The faction I’m having trouble placing is/are Eloise Hawking and Charles Widmore. It is certain that Widmore has led forces against Ben, who he loathes and from whom he wanted to usurp the role of leader of the island’s people. His vendetta may have been of his own making, but could he have been guided by anti-Jacob? That doesn’t quite work if anti-Jacob was in the cabin directing Ben’s life too. So, no, I can’t sort out how Widmore is aligned.

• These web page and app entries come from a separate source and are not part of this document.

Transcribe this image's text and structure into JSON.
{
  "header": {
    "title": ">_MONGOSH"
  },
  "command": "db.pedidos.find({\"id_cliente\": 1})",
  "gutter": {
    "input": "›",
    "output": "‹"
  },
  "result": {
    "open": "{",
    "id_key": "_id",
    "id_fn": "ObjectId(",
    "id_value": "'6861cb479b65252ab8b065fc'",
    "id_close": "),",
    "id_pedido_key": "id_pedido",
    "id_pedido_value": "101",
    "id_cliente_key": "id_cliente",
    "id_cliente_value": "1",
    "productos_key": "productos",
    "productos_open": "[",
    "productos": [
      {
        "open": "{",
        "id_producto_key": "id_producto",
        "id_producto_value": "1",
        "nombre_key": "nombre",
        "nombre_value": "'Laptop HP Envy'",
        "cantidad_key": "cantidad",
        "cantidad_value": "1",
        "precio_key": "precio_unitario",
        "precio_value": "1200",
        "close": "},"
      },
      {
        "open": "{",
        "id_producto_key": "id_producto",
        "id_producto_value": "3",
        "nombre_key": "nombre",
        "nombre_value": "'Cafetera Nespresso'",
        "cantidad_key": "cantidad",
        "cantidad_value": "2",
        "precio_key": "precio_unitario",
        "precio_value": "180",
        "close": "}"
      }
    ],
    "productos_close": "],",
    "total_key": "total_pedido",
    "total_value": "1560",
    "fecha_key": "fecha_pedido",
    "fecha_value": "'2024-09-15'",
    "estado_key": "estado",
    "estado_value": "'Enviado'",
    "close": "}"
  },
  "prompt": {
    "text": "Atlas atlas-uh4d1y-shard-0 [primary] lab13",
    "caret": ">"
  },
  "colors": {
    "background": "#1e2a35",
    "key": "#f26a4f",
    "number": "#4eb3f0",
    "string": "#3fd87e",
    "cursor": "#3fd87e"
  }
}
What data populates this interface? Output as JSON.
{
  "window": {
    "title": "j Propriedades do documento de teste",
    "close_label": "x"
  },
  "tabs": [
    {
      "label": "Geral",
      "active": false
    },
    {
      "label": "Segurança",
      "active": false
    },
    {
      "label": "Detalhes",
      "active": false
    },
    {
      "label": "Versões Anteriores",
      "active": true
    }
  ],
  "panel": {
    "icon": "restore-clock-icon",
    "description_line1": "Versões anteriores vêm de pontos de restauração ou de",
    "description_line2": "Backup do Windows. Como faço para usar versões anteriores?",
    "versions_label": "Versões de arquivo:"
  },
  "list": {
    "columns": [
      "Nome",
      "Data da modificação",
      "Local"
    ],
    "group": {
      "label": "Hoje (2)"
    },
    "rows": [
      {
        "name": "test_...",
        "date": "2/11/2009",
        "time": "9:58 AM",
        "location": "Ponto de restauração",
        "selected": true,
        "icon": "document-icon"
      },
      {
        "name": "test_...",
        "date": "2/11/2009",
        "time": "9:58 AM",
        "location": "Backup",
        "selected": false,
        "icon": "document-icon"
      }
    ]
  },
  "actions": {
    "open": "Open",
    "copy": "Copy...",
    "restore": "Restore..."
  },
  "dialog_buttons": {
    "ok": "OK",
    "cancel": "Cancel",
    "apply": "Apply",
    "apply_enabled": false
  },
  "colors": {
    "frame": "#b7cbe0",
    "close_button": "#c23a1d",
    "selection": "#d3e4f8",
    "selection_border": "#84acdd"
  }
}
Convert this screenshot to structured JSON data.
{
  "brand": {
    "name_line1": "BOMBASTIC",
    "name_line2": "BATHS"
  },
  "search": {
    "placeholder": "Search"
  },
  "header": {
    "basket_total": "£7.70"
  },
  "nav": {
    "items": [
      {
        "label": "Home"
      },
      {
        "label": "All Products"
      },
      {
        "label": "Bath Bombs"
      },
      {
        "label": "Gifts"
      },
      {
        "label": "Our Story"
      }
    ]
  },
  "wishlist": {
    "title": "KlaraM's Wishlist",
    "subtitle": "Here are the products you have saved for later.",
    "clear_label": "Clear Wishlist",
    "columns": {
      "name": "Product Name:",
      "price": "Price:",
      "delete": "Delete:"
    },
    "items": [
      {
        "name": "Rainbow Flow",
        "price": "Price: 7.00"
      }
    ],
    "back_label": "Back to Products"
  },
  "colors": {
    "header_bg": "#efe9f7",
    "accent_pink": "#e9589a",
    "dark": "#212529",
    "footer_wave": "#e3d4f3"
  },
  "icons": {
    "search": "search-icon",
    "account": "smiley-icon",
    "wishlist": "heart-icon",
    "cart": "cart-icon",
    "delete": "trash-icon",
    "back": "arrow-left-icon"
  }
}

Hawking is a puzzle as well, because the younger version of her was seemingly put on a path this season toward raising her son so that he could go back in time and be killed by her. She seemed to always be supporting a time loop, either because she hoped that someday it would be broken or because she believed that what happened in that time loop was the true course of events that she had to support. In other words, she’s either lived a life of trying to support the status quo timeline or of trying to change it. It could go either way! And to make things more confusing, the older version of her was able to be civil to Widmore and to Ben during this season, so it’s not clear where she stands vis a vis the men’s rivalry.
I think that’s it for possible string-pullers. Everyone else in Lost is a pawn or a rogue agent. They are the fun characters, blown about by the whims of the above power-players or their own impulses.
A question for folks: what’s the significance of Jacob crossing paths with so many Lost characters at such different times in their past? He’s meeting some of them after their first island visit. To what end?
Let me leave you with two theories, one old and one new.
An old theory I still like: In the past, Eloise is informed — via Jack or Faraday’s notebook — about who will be the passengers of flight 815. She then spends her life making sure those people get on that plane. Their presence on it, therefore, is not a coincidence but the satisfaction of another time loop.
A new theory I like: The emotional finale of season three — Charlie’s sacrifice in the underwater base — was ruined for me when in season four the prophecy the future-seeing Desmond predicted to Charlie — that Claire and the baby would leave the island in a helicopter if Charlie died — was disproved. That vision can’t come true if Claire’s been killed/disappeared. But what if Season 5 splinters the cast into a new timeline? And what if, in this new timeline Claire and the baby do get off the/an island in a chopper? Then we’ll have to look at Desmond anew: as a man who doesn’t just see the future, but who sees multiple possible futures.
So, what did you think of the finale?